By Eddy Landreth
Basketball season for the University of North Carolina men opens on Wednesday at 7 p.m., when the Tar Heels will play Davidson in Charlotte. And this is an excellent Davidson team.
Stephen Curry, son of former Charlotte Hornets' star Dell Curry, scored 27 points to lead the Wildcats to a 120-56 victory against Emory in the season-opening game for both of those teams on Friday.
Stephen Curry played on a U.S. national team with Deon Thompson of Carolina this past summer. His Davidson team this fall is the real deal. The Wildcats have been picked by some to go as deep as the round of eight, or more, in the 2008 NCAA Tournament.
But the NCAA Tournament is a long way off. Right now, Carolina has to worry about Wednesday.
Davidson has experience, and it's experienced at winning. The Wildcats return all their scholarship players and add three freshmen to the mix for a club that went 29-5 overall, 17-1 in the Southern Conference last season.
"We worked hard to get in this position, one where we've received national recognition," said 6-foot-8 senior forward Thomas Sander. "There's no reason for us to feel pressure."
No there is not.
Regardless of how much anyone thinks of this team, the Wildcats will still be expected to lose. They're playing the nation's No. 1.
The pressure will be squarely on the shoulders of North Carolina. How the Tar Heels handle it will reveal just where this basketball team stands.
Coach Roy Williams says exhibition games are practice with people watching. What people saw in Carolina's two preseason matchups was a team seeking its own identity.
This is not the team that finished the season against Georgetown. This is a remix without Brandon Wright, but with Thompson and Alex Stepheson.
Carolina closed out its pre-season with a 107-52 victory Friday against Lenior-Rhyne at the Smith Center. The Tar Heels played better Friday than they did against Shaw in their first exhibition game. The improvement showed on defense in particular.
"We need to work on focusing," said junior guard Bobby Frasor, who hit the Tar Heels' first three-pointer of the year. It came in the second half against Lenior-Rhyne.
In the opening exhibition, Carolina looked disjointed, and the kids getting used to a revamped lineup pointed to the newness of it all as the reason. Another week of practice and another game revealed a team hard at work.

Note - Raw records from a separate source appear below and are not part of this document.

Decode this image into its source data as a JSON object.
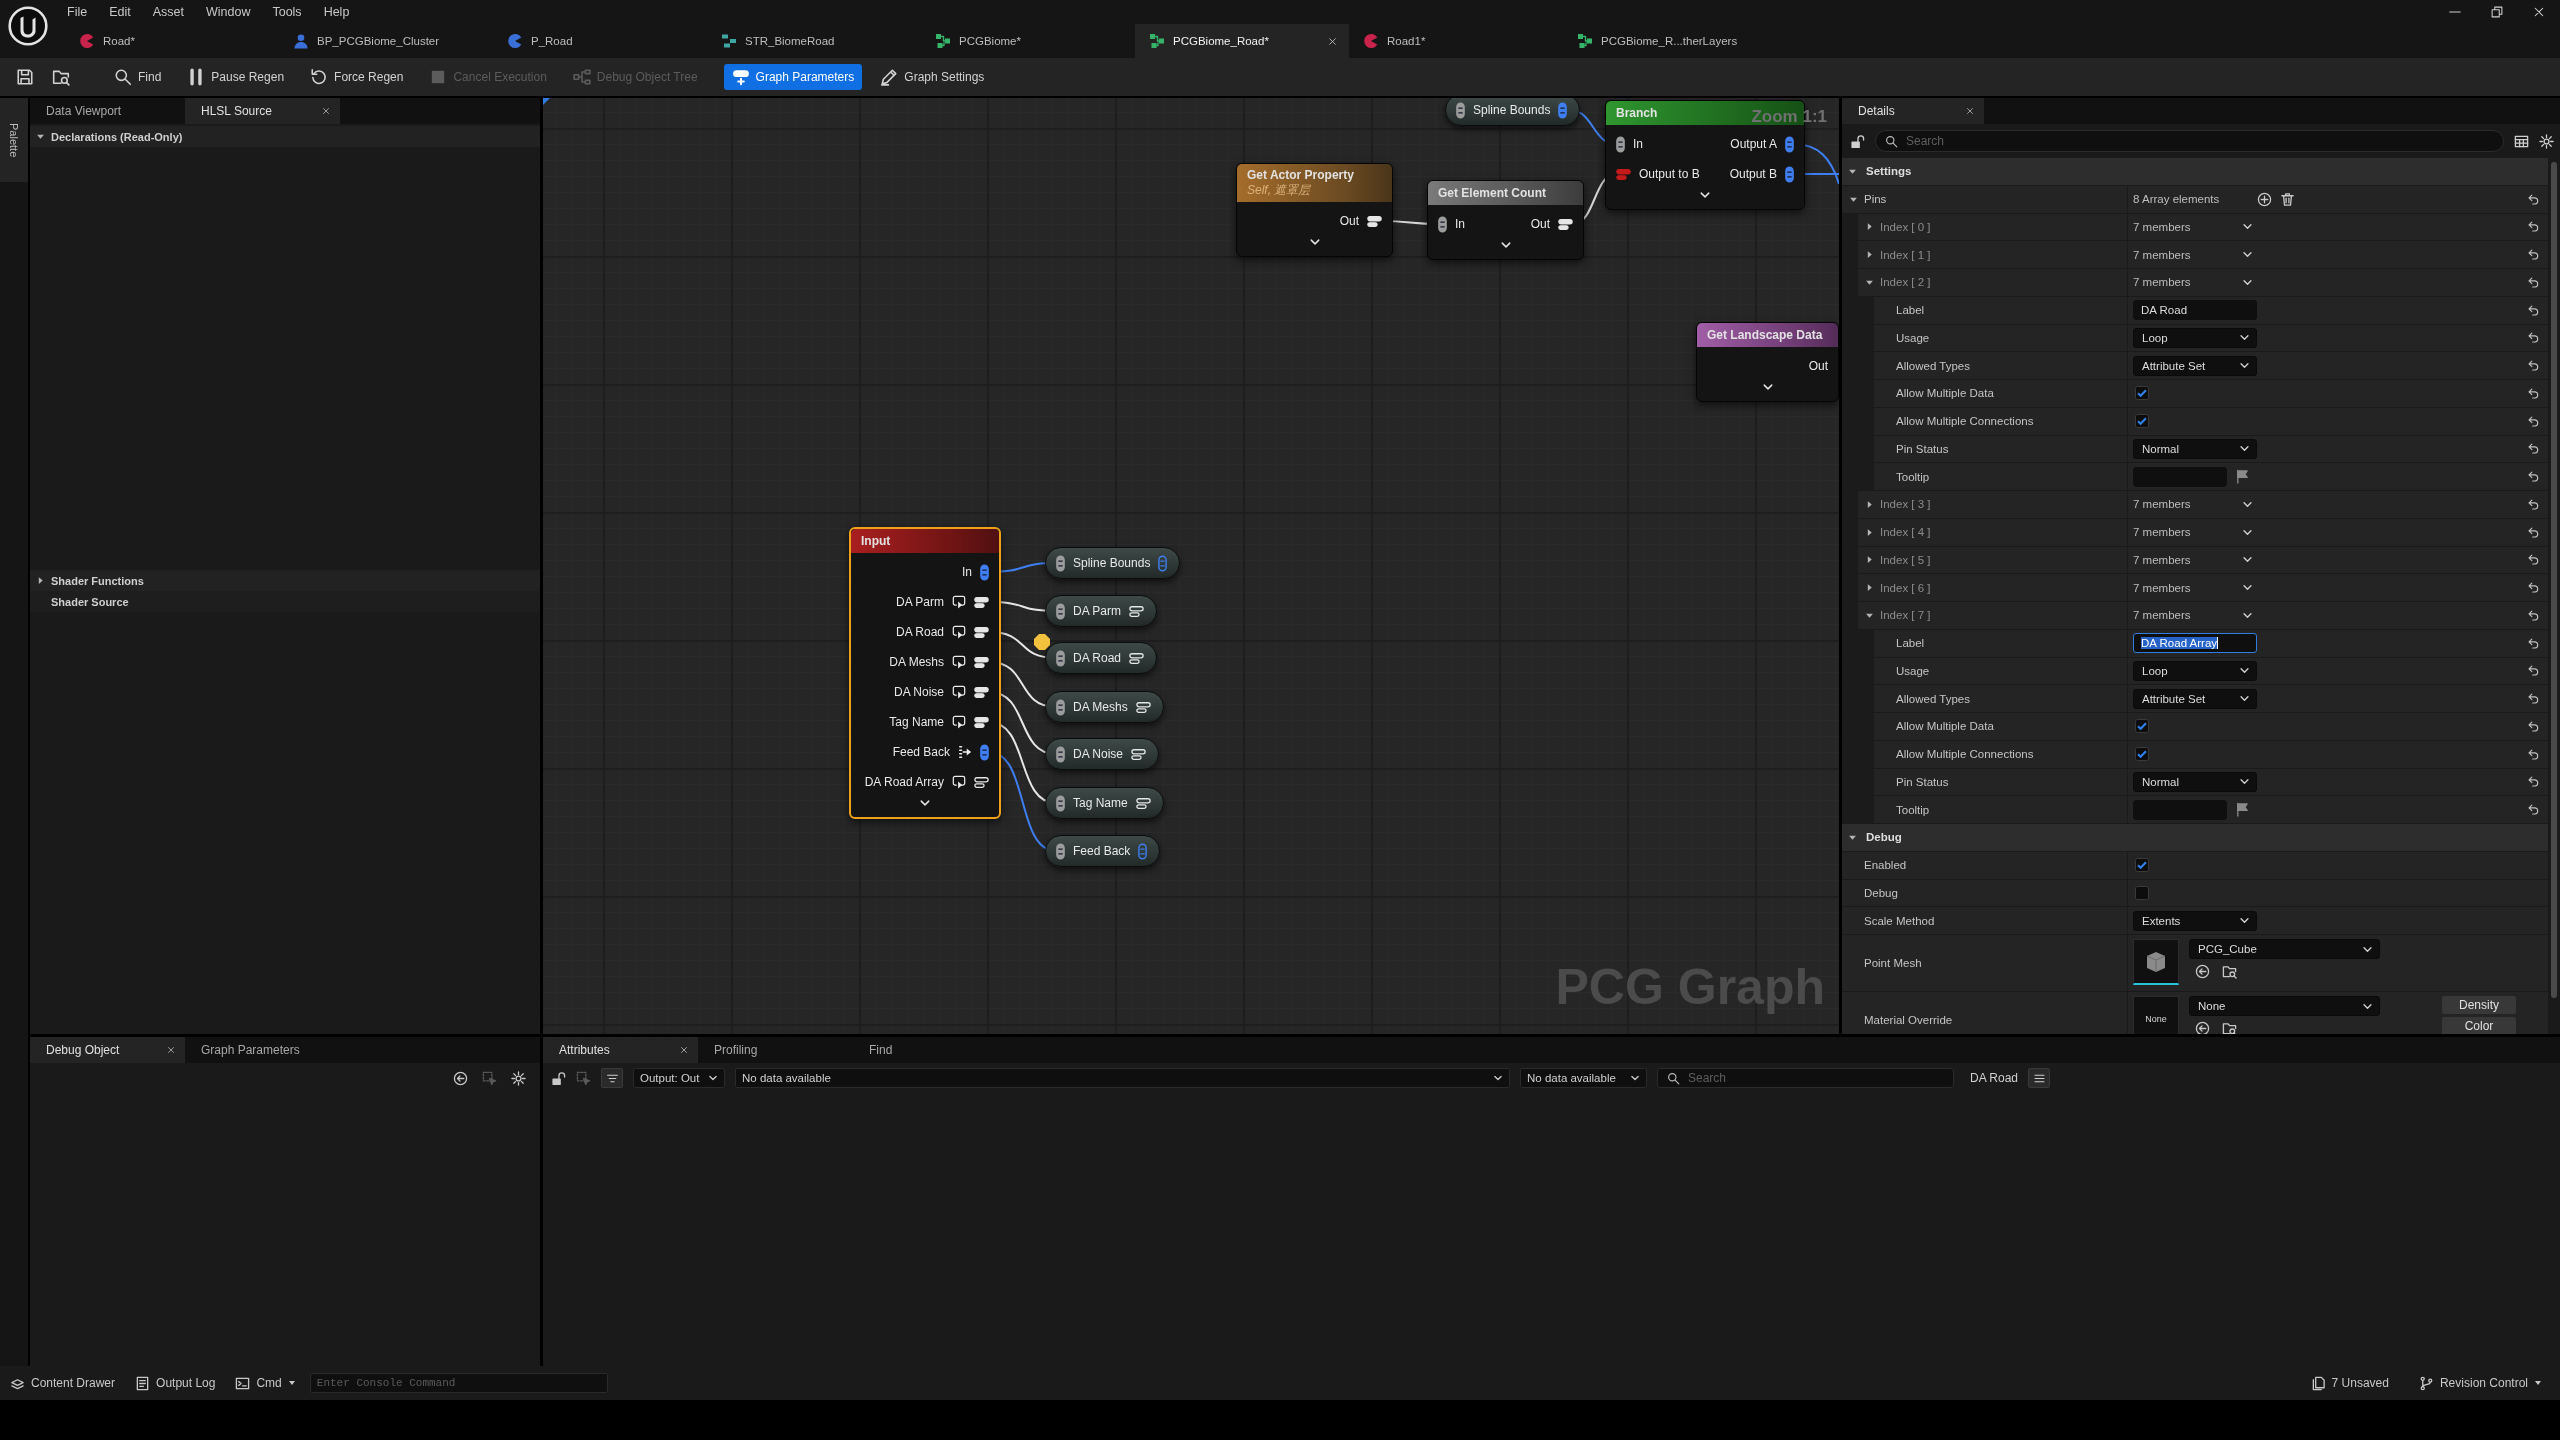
{
  "menu": [
    "File",
    "Edit",
    "Asset",
    "Window",
    "Tools",
    "Help"
  ],
  "document_tabs": [
    {
      "label": "Road*",
      "kind": "level",
      "selected": false
    },
    {
      "label": "BP_PCGBiome_Cluster",
      "kind": "blueprint",
      "selected": false
    },
    {
      "label": "P_Road",
      "kind": "actor",
      "selected": false
    },
    {
      "label": "STR_BiomeRoad",
      "kind": "struct",
      "selected": false
    },
    {
      "label": "PCGBiome*",
      "kind": "pcg_graph",
      "selected": false
    },
    {
      "label": "PCGBiome_Road*",
      "kind": "pcg_graph",
      "selected": true
    },
    {
      "label": "Road1*",
      "kind": "level",
      "selected": false
    },
    {
      "label": "PCGBiome_R...therLayers",
      "kind": "pcg_graph",
      "selected": false
    }
  ],
  "toolbar": [
    {
      "kind": "save",
      "selected": false,
      "disabled": false
    },
    {
      "kind": "browse",
      "selected": false,
      "disabled": false
    },
    {
      "kind": "find",
      "label": "Find",
      "selected": false,
      "disabled": false
    },
    {
      "kind": "pause_regen",
      "label": "Pause Regen",
      "selected": false,
      "disabled": false
    },
    {
      "kind": "force_regen",
      "label": "Force Regen",
      "selected": false,
      "disabled": false
    },
    {
      "kind": "cancel_execution",
      "label": "Cancel Execution",
      "selected": false,
      "disabled": true
    },
    {
      "kind": "debug_object_tree",
      "label": "Debug Object Tree",
      "selected": false,
      "disabled": true
    },
    {
      "kind": "graph_parameters",
      "label": "Graph Parameters",
      "selected": true,
      "disabled": false
    },
    {
      "kind": "graph_settings",
      "label": "Graph Settings",
      "selected": false,
      "disabled": false
    }
  ],
  "palette": {
    "label": "Palette"
  },
  "source_panel": {
    "tabs": [
      {
        "label": "Data Viewport",
        "selected": false
      },
      {
        "label": "HLSL Source",
        "selected": true
      }
    ],
    "sections": [
      {
        "kind": "category",
        "label": "Declarations (Read-Only)",
        "expanded": true
      },
      {
        "kind": "category",
        "label": "Shader Functions",
        "expanded": false
      },
      {
        "kind": "plain",
        "label": "Shader Source"
      }
    ]
  },
  "graph": {
    "title": "PCG Graph",
    "zoom": "Zoom 1:1",
    "nodes": [
      {
        "kind": "named_reroute",
        "title": "Spline Bounds",
        "pin": {
          "kind": "spatial",
          "connected": true
        },
        "selected": false,
        "inspected": false
      },
      {
        "kind": "param",
        "title": "Get Actor Property",
        "subtitle": "Self, 遮罩层",
        "selected": false,
        "inspected": false,
        "outputs": [
          {
            "label": "Out",
            "kind": "param",
            "connected": true
          }
        ]
      },
      {
        "kind": "generic",
        "title": "Get Element Count",
        "selected": false,
        "inspected": false,
        "inputs": [
          {
            "label": "In",
            "kind": "any",
            "connected": true
          }
        ],
        "outputs": [
          {
            "label": "Out",
            "kind": "param",
            "connected": true
          }
        ]
      },
      {
        "kind": "control_flow",
        "title": "Branch",
        "selected": false,
        "inspected": false,
        "inputs": [
          {
            "label": "In",
            "kind": "any",
            "connected": true
          },
          {
            "label": "Output to B",
            "kind": "bool",
            "connected": true
          }
        ],
        "outputs": [
          {
            "label": "Output A",
            "kind": "spatial",
            "connected": true
          },
          {
            "label": "Output B",
            "kind": "spatial",
            "connected": true
          }
        ]
      },
      {
        "kind": "spatial",
        "title": "Get Landscape Data",
        "selected": false,
        "inspected": false,
        "outputs": [
          {
            "label": "Out"
          }
        ]
      },
      {
        "kind": "io",
        "title": "Input",
        "selected": true,
        "inspected": false,
        "outputs": [
          {
            "label": "In",
            "kind": "spatial",
            "loop": false,
            "feedback": false,
            "connected": true
          },
          {
            "label": "DA Parm",
            "kind": "param",
            "loop": true,
            "feedback": false,
            "connected": true
          },
          {
            "label": "DA Road",
            "kind": "param",
            "loop": true,
            "feedback": false,
            "connected": true
          },
          {
            "label": "DA Meshs",
            "kind": "param",
            "loop": true,
            "feedback": false,
            "connected": true
          },
          {
            "label": "DA Noise",
            "kind": "param",
            "loop": true,
            "feedback": false,
            "connected": true
          },
          {
            "label": "Tag Name",
            "kind": "param",
            "loop": true,
            "feedback": false,
            "connected": true
          },
          {
            "label": "Feed Back",
            "kind": "spatial",
            "loop": false,
            "feedback": true,
            "connected": true
          },
          {
            "label": "DA Road Array",
            "kind": "param",
            "loop": true,
            "feedback": false,
            "connected": false
          }
        ]
      },
      {
        "kind": "named_reroute",
        "title": "Spline Bounds",
        "pin": {
          "kind": "spatial",
          "connected": false
        },
        "selected": false,
        "inspected": false
      },
      {
        "kind": "named_reroute",
        "title": "DA Parm",
        "pin": {
          "kind": "param",
          "connected": false
        },
        "selected": false,
        "inspected": false
      },
      {
        "kind": "named_reroute",
        "title": "DA Road",
        "pin": {
          "kind": "param",
          "connected": false
        },
        "selected": false,
        "inspected": true
      },
      {
        "kind": "named_reroute",
        "title": "DA Meshs",
        "pin": {
          "kind": "param",
          "connected": false
        },
        "selected": false,
        "inspected": false
      },
      {
        "kind": "named_reroute",
        "title": "DA Noise",
        "pin": {
          "kind": "param",
          "connected": false
        },
        "selected": false,
        "inspected": false
      },
      {
        "kind": "named_reroute",
        "title": "Tag Name",
        "pin": {
          "kind": "param",
          "connected": false
        },
        "selected": false,
        "inspected": false
      },
      {
        "kind": "named_reroute",
        "title": "Feed Back",
        "pin": {
          "kind": "spatial",
          "connected": false
        },
        "selected": false,
        "inspected": false
      }
    ]
  },
  "details": {
    "tabs": [
      {
        "label": "Details",
        "selected": true
      }
    ],
    "search": {
      "placeholder": "Search"
    },
    "categories": [
      {
        "label": "Settings",
        "expanded": true,
        "rows": [
          {
            "kind": "array",
            "label": "Pins",
            "value": "8 Array elements",
            "expanded": true,
            "modified": true,
            "children": [
              {
                "kind": "struct",
                "label": "Index [ 0 ]",
                "value": "7 members",
                "expanded": false,
                "modified": true
              },
              {
                "kind": "struct",
                "label": "Index [ 1 ]",
                "value": "7 members",
                "expanded": false,
                "modified": true
              },
              {
                "kind": "struct",
                "label": "Index [ 2 ]",
                "value": "7 members",
                "expanded": true,
                "modified": true,
                "children": [
                  {
                    "kind": "text",
                    "label": "Label",
                    "value": "DA Road",
                    "focused": false,
                    "modified": true
                  },
                  {
                    "kind": "dropdown",
                    "label": "Usage",
                    "value": "Loop",
                    "modified": true
                  },
                  {
                    "kind": "dropdown",
                    "label": "Allowed Types",
                    "value": "Attribute Set",
                    "modified": true
                  },
                  {
                    "kind": "checkbox",
                    "label": "Allow Multiple Data",
                    "checked": true,
                    "modified": true
                  },
                  {
                    "kind": "checkbox",
                    "label": "Allow Multiple Connections",
                    "checked": true,
                    "modified": true
                  },
                  {
                    "kind": "dropdown",
                    "label": "Pin Status",
                    "value": "Normal",
                    "modified": true
                  },
                  {
                    "kind": "tooltip",
                    "label": "Tooltip",
                    "modified": true
                  }
                ]
              },
              {
                "kind": "struct",
                "label": "Index [ 3 ]",
                "value": "7 members",
                "expanded": false,
                "modified": true
              },
              {
                "kind": "struct",
                "label": "Index [ 4 ]",
                "value": "7 members",
                "expanded": false,
                "modified": true
              },
              {
                "kind": "struct",
                "label": "Index [ 5 ]",
                "value": "7 members",
                "expanded": false,
                "modified": true
              },
              {
                "kind": "struct",
                "label": "Index [ 6 ]",
                "value": "7 members",
                "expanded": false,
                "modified": true
              },
              {
                "kind": "struct",
                "label": "Index [ 7 ]",
                "value": "7 members",
                "expanded": true,
                "modified": true,
                "children": [
                  {
                    "kind": "text",
                    "label": "Label",
                    "value": "DA Road Array",
                    "focused": true,
                    "modified": true
                  },
                  {
                    "kind": "dropdown",
                    "label": "Usage",
                    "value": "Loop",
                    "modified": true
                  },
                  {
                    "kind": "dropdown",
                    "label": "Allowed Types",
                    "value": "Attribute Set",
                    "modified": true
                  },
                  {
                    "kind": "checkbox",
                    "label": "Allow Multiple Data",
                    "checked": true,
                    "modified": true
                  },
                  {
                    "kind": "checkbox",
                    "label": "Allow Multiple Connections",
                    "checked": true,
                    "modified": true
                  },
                  {
                    "kind": "dropdown",
                    "label": "Pin Status",
                    "value": "Normal",
                    "modified": true
                  },
                  {
                    "kind": "tooltip",
                    "label": "Tooltip",
                    "modified": true
                  }
                ]
              }
            ]
          }
        ]
      },
      {
        "label": "Debug",
        "expanded": true,
        "rows": [
          {
            "kind": "checkbox",
            "label": "Enabled",
            "checked": true,
            "modified": false
          },
          {
            "kind": "checkbox",
            "label": "Debug",
            "checked": false,
            "modified": false
          },
          {
            "kind": "dropdown",
            "label": "Scale Method",
            "value": "Extents",
            "modified": false
          },
          {
            "kind": "mesh_asset",
            "label": "Point Mesh",
            "value": "PCG_Cube",
            "modified": false
          },
          {
            "kind": "material_asset",
            "label": "Material Override",
            "value": "None",
            "preview_label": "None",
            "buttons": [
              "Density",
              "Color"
            ],
            "modified": false
          }
        ]
      }
    ]
  },
  "debug_panel": {
    "tabs": [
      {
        "label": "Debug Object",
        "selected": true
      },
      {
        "label": "Graph Parameters",
        "selected": false
      }
    ]
  },
  "attributes_panel": {
    "tabs": [
      {
        "label": "Attributes",
        "selected": true
      },
      {
        "label": "Profiling",
        "selected": false
      },
      {
        "label": "Find",
        "selected": false
      }
    ],
    "output_select": "Output: Out",
    "data_select": "No data available",
    "data_select_2": "No data available",
    "search": {
      "placeholder": "Search"
    },
    "inspected_label": "DA Road"
  },
  "status_bar": {
    "left": [
      {
        "kind": "content_drawer",
        "label": "Content Drawer"
      },
      {
        "kind": "output_log",
        "label": "Output Log"
      },
      {
        "kind": "cmd",
        "label": "Cmd"
      }
    ],
    "console": {
      "placeholder": "Enter Console Command"
    },
    "right": [
      {
        "kind": "unsaved",
        "label": "7 Unsaved"
      },
      {
        "kind": "revision_control",
        "label": "Revision Control"
      }
    ]
  }
}
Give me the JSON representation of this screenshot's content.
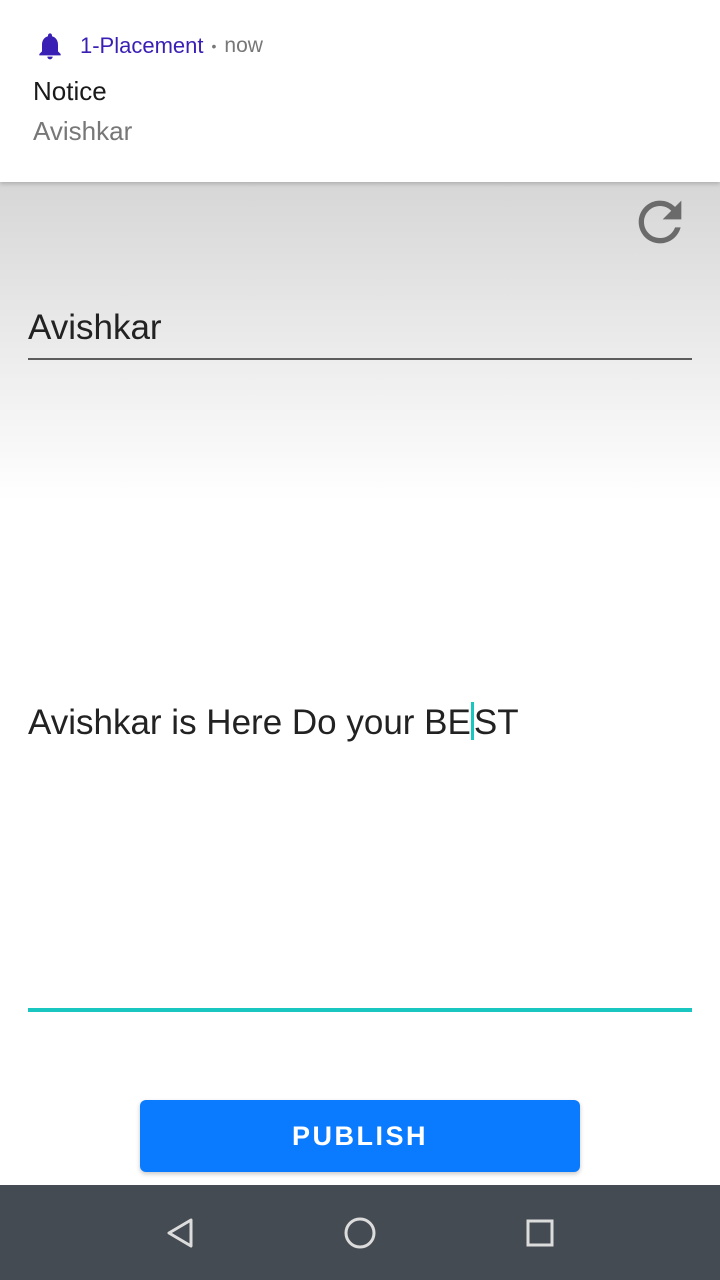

Redshirt freshman Will Graves is the only new face, and he was here last season. Graves sat out last year to gain some separation from his class and improve his body and skills. He did not play on Friday because of a sprained ankle he suffered in practice.
He watched his teammates chisel away at their flaws on Friday. They successfully smoothed out some of the rough edges, but Shaw and Lenior-Rhyne do not simulate Davidson. UNC will be forced to play physically and with some strength of will to win this opening game.
It will not be unlike last year's second game of the season, which was played in Charlotte against Winthrop. UNC had to scrap to defeat Winthrop, 73-66.
UNC cannot afford to make so many mental mistakes, the players said.
"There are a lot of errors we're making by ourselves," Frasor said. "Teams are not forcing them. We're throwing the ball away, not doing the right thing on a play we had designed."
Junior Danny Green, who is moving between post play and the wing this year, gave an excellent performance against Lenior-Rhyne. He hit 5-of-9 field goals, all six free throws, had 10 rebounds, 16 points, three blocks and two steals, while coming off the bench.
"I was just doing the job coach wanted me to do, come in and give the team energy," Green said. "I felt like we played a lot better than we did in the last game. We were better defensively. We talked more, and it showed."
He's still adjusting to his time at power forward.
"The more I do it in practice, the more comfortable I get with it," Green said. "I'm still an amateur at it, but I'm getting used to it and learning from the other guys."